Ha! Yes, I eat out several times a month. I’ve gotten pretty good at navigating the restaurant minefields!
Maureen E McGovern
I’m so glad you wrote this article because this such a huge problem today! I eat out for lunch 5 times a week due to my job, and I have watched this deceptive trend take over in chain restaurants. Growing up in Wisconsin we have the Butter Law, which requires restaurants to serve butter. Being the Dairy State (and lots of other traditional foods still) has helped us be the state with the least crime and the most Centenarians. But as chains began coming in over the last decade or two they don’t care about that important butter law. It’s scary that the public is so easily deceived, but just as much that the restaurant employees believe it’s butter too…and the deception just continues. I actually go to Outback a couple times a month. I had to gently argue with staff that the garbage they were trying to pass off to me wasn’t butter. Now I have a waitress who remembers me, and she always brings out actual butter right away. Lol!
Recently I began going to a local grocery store…a local chain. I inquired into their butter cream frosting, and the bakery staff swore up and down it was made of butter. Hesitantly I tried it, and of course it wasnt. I went back to tell them, and their assistant manager explained that just 2 items in the bakery were real dairy, including the cream puffs. They were shocked and said their manager told them it was. So much deception continues…and people are basically clueless. Thank God for our great local cheeses that we still have, and that production continues to increase. Hopefully they’ll never mess with our cheese…
Hello Sarah, I very much appreciate your health and products information. I inquired at a restaurant to please show me the “butter” that they said they used. Thank goodness I asked! It was “Baker’s Butter” a big brick of horrible hydrogenated oils and long list of fillers. It could make anybody (everybody) ill.
Sarah Pope MGA
It really should not be allowed in restaurants to call a fake food by the name of a whole food. So misleading to customers especially those with dietary issues that can cause reactions!
My in laws favorite restaurant is Longhorns and I can’t believe I never put two and two together that whipped butter wouldn’t be only just butter! We eat there a fair amount and I will definitely be asking for only butter this next time around! Thank you because this seems like it should be more obvious than it is!! I typically bring my own butter to restaurants that I know just have margarine…

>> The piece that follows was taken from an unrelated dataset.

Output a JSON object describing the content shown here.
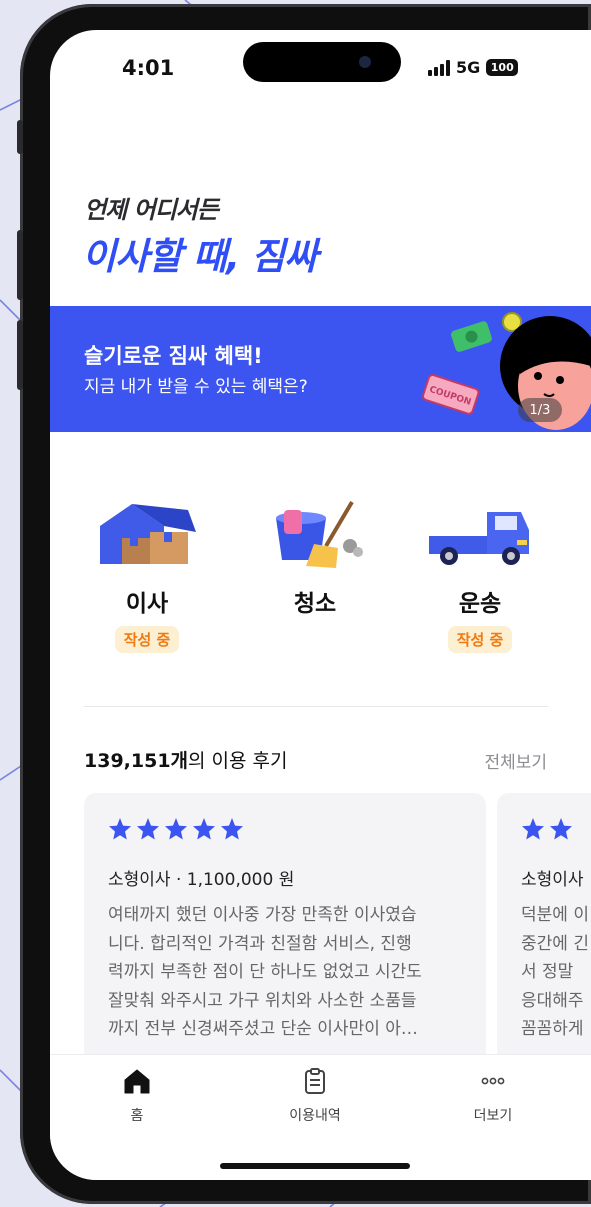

Sarah Pope MGA
The picture at the top is of the Outback Steakhouse breadboard … if their “butter” is a margarine blend then probably Longhorn’s does it too.